These parts are chosen with future flexibility in mind, with a full-sized ATX motherboard with plenty of expansion options, a decent 550 watt PSU which goes a long way (most people overestimate how much wattage they need), and a versatile case that supports all sorts of upgrades. So while this setup will last you a good few years of flawless 1080p performance, should you want to upgrade later on there's a lot you can do here including upgrading the RAM (though 16GB will last a long time), upgrading to a faster Ryzen processor later on (by doing a BIOS update first if it's a Ryzen 3rd gen; easy to do on an existing system), or getting a more powerful graphics card in a few years time to stay on the cutting edge of flawless 60FPS ultra performance in the latest AAA titles. Whatever you upgrade first will depend on your particular usage and where your system is lacking most.
MSI GeForce GTX 1660 Ti ARMOR OC Unboxing, Review and Performance
MSI GeForce GTX 1660 Ti 6GB GDDR6 Armor OC Official Specs
64 Benchmarks (i5-9400 vs R5 2600X, GTX 1660 TI, 1080p / 1440p / 4K)
PUBG i5-9400 vs R5 2600X (GTX 1660 TI)
Ryzen 2600X vs 2600
Intel Core i5-9400F vs. AMD Ryzen 5 2600X
Nvidia GeForce GTX 1660 Ti Review
Intel Core i5-9400F vs. AMD Ryzen 5 2600X
GeForce GTX 1660 Ti Mega Benchmark
Phanteks P400 Tempered Glass. The Best Glass Case for $89
Phanteks Eclipse P400 Chassis Review (KitGuru)
Carbide Series 275R Tempered Glass Mid-Tower White Specs
Cooler Master Masterbox 5 White with DarkMirror Front Panel Official Specs
Hope this guide helped in your research, and good luck with your new setup. Need further help?
For Simple Questions
If you need further help choosing the optimal bang-for-buck parts-list for your specific requirements, feel free to post a question in our main comments section (on our Latest Gaming PC Builds page). We'll respond to you ASAP and do our best to help steer you in the right direction.
For Detailed Help (Premium Email Support)

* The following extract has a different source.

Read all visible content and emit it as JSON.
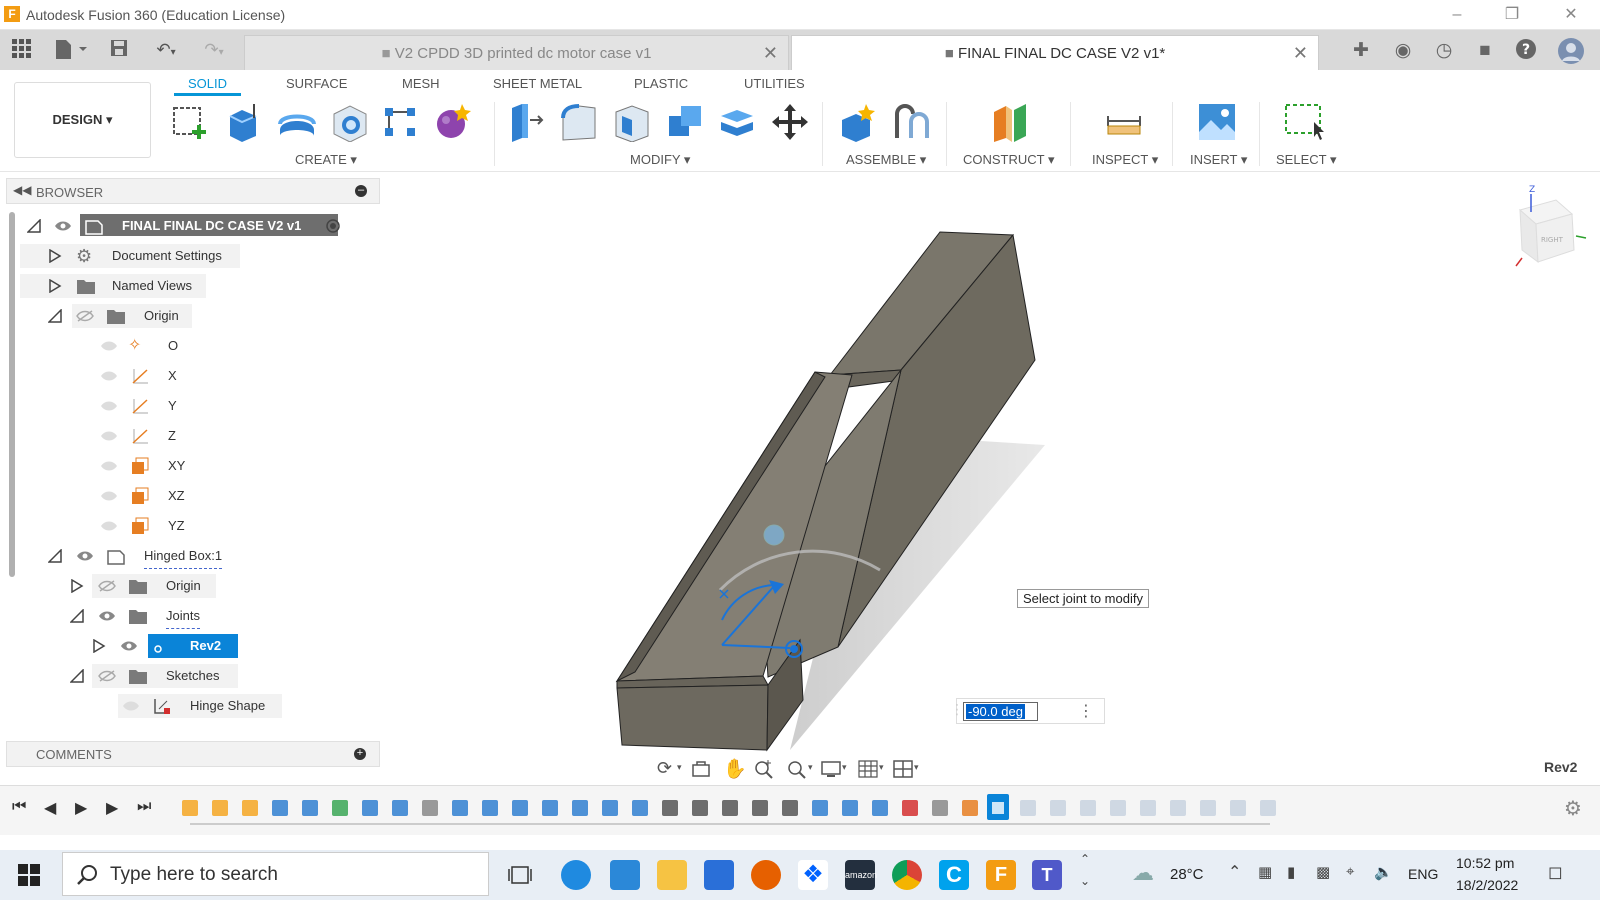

To have ongoing access to our exclusive support email (reserved for customers only), check out the "Master" or "VIP" editions of our book (The Gaming Build Blueprint Manual). These editions come with included long-term support. This might come in real handy if you're building your first PC but are still a bit worried or intimidated. You'll have the peace of mind to be able to ask us for help at any stage of your build.